270919 Caregiving intensity and health impacts: Magnification of effects by income and employment status

Wednesday, October 31, 2012 : 1:15 PM - 1:30 PM

Steven A. Cohen, DrPH, MPH , Department of Epidemiology and Community Health, Virginia Commonwealth University School of Medicine, Richmond, VA
In 2009, there were over 60 million unpaid, informal caregivers providing invaluable care to older adults in the US. It is well-known that informal caregiving by family members to older adults has profound benefits to both the health care system and to society. However, informal caregiving has numerous negative impacts on the health of the caregiver, especially in caregivers who provide more extensive care, often precipitated by employment and family-related stress. Building on recent research, the purpose of this study is to determine, among informal caregivers, how caregiving intensity, as measured by hours caregiving per week and an index of specific functions involved in caregiving, is associated with health outcomes, including general health, preventive health behaviors, and nutrition in a large, nationally representative sample of adults. This study then examines how these associations are modified by income and employment. We abstracted over 7,000 caregiver records from the 2009 and 2010 Behavioral Risk Factor Surveillance System who were administered the Caregiver Module. Using generalized linear models to model three representative outcomes, overall health status, exercise status, fruit and vegetable consumption, we found general associations between caregiving intensity and each of the outcomes, and stronger associations between outcomes and caregiving intensity in lower income individuals and for those employed full-time. We observed what could be described as a threshold effect of income, unique to each outcome. The findings of this study could be used to target high-risk informal caregivers for programs and services to mitigate the harmful health effects of informal caregiving.
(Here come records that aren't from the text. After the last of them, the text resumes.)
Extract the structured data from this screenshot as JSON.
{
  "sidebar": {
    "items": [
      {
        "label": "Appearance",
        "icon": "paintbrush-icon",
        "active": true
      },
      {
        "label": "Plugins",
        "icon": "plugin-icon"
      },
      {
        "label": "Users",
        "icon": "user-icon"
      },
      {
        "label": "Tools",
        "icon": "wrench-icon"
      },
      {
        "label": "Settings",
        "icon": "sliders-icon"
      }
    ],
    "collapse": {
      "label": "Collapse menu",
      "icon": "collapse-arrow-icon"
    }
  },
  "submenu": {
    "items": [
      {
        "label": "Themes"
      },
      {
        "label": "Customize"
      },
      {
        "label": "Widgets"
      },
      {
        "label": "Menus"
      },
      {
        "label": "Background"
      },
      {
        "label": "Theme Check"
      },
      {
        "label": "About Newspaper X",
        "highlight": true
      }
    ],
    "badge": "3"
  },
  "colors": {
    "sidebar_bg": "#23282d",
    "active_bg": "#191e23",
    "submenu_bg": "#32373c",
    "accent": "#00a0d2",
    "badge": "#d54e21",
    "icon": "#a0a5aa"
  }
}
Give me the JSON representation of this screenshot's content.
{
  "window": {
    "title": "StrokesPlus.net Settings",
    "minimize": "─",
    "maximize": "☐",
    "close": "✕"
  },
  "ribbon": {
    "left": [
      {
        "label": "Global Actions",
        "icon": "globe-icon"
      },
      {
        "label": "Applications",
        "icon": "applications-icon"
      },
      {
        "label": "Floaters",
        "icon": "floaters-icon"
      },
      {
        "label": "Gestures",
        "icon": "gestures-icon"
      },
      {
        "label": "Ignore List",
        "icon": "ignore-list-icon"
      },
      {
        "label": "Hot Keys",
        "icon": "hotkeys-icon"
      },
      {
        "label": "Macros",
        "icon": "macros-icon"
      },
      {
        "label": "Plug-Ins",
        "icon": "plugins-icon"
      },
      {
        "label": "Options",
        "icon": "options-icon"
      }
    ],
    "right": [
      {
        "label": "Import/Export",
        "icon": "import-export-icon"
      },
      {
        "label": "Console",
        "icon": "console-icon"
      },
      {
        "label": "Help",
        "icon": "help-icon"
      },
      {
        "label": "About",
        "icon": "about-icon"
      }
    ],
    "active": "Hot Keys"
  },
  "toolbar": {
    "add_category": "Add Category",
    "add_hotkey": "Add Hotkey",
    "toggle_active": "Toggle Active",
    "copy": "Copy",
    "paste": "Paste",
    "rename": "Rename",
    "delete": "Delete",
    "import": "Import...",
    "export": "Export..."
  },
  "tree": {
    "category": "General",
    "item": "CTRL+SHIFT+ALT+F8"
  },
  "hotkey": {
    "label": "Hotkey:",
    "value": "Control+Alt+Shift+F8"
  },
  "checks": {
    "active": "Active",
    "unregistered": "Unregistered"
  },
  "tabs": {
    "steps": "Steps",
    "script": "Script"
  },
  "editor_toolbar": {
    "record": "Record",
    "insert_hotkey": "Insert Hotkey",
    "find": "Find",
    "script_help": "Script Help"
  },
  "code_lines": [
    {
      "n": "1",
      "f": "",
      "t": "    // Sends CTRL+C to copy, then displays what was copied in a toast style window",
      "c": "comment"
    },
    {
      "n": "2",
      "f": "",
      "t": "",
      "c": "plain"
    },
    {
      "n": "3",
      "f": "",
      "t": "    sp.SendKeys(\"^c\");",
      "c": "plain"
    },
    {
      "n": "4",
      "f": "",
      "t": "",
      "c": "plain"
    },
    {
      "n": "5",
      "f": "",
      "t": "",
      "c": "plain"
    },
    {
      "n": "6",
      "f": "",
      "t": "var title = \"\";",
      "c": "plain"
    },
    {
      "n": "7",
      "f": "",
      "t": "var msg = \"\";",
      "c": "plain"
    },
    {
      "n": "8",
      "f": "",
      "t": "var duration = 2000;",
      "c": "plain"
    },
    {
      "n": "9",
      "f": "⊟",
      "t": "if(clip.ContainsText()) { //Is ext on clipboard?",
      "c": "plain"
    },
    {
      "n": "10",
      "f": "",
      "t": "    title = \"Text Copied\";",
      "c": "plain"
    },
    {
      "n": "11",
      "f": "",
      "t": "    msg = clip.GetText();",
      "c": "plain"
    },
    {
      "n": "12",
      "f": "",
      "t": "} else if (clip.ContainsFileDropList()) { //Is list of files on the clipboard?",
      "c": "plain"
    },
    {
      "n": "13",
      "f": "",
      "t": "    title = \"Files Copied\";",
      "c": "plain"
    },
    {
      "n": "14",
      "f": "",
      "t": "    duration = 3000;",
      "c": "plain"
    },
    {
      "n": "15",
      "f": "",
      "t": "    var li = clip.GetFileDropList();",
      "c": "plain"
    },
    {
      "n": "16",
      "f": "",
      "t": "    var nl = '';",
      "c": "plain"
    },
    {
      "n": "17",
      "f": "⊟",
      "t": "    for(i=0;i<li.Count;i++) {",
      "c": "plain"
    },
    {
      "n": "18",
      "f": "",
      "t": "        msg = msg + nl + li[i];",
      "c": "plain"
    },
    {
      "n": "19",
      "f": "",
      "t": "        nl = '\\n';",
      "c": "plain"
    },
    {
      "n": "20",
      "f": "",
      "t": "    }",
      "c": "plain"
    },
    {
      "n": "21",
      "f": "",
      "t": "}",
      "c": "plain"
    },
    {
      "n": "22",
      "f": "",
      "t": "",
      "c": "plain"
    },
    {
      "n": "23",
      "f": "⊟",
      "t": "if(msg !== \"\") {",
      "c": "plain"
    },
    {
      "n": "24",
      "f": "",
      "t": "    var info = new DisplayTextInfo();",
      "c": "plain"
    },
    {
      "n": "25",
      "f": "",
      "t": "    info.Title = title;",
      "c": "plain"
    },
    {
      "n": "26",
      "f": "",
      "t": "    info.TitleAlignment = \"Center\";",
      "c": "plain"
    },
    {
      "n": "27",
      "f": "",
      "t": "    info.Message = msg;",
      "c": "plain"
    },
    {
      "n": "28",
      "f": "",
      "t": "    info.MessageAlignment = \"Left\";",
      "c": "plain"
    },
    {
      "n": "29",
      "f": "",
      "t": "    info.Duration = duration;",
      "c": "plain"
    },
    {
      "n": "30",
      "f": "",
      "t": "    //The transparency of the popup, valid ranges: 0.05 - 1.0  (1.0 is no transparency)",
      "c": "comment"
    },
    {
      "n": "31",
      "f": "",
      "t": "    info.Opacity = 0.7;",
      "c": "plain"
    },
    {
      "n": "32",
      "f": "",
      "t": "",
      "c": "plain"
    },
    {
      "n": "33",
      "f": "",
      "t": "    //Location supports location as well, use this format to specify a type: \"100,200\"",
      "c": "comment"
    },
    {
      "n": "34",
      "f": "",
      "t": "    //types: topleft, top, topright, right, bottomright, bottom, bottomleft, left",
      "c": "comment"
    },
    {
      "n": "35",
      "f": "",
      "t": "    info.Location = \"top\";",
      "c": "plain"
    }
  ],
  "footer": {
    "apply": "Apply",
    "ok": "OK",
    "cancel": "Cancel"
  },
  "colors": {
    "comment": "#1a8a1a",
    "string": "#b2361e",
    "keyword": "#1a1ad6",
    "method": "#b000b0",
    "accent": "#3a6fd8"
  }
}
Learning Areas:
Biostatistics, economics
Occupational health and safety
Planning of health education strategies, interventions, and programs
Public health or related public policy
Social and behavioral sciences

Learning Objectives:
1. Describe the population profile of caregiving intensity by demographics- age, gender, race/ethnicity, socioeconomic status, and health status using the Behavioral Risk Factor Surveillance System. 2. Identify how income and employment status modify the established associations between caregiving intensity, as measured by hours per week spent providing care, and specific health outcomes and health behaviors, including general health, exercise, and nutrition. 3. Discuss potential strategies to target at-risk caregivers to mitigate the effects of high-intensity caregiving on the caregivers.

Keywords: Caregivers, Health Disparities

Presenting author's disclosure statement:

Qualified on the content I am responsible for because: I designed and conducted the relevant statistical analysis and wrote associated report and abstract for submission.
Any relevant financial relationships? No

I agree to comply with the American Public Health Association Conflict of Interest and Commercial Support Guidelines, and to disclose to the participants any off-label or experimental uses of a commercial product or service discussed in my presentation.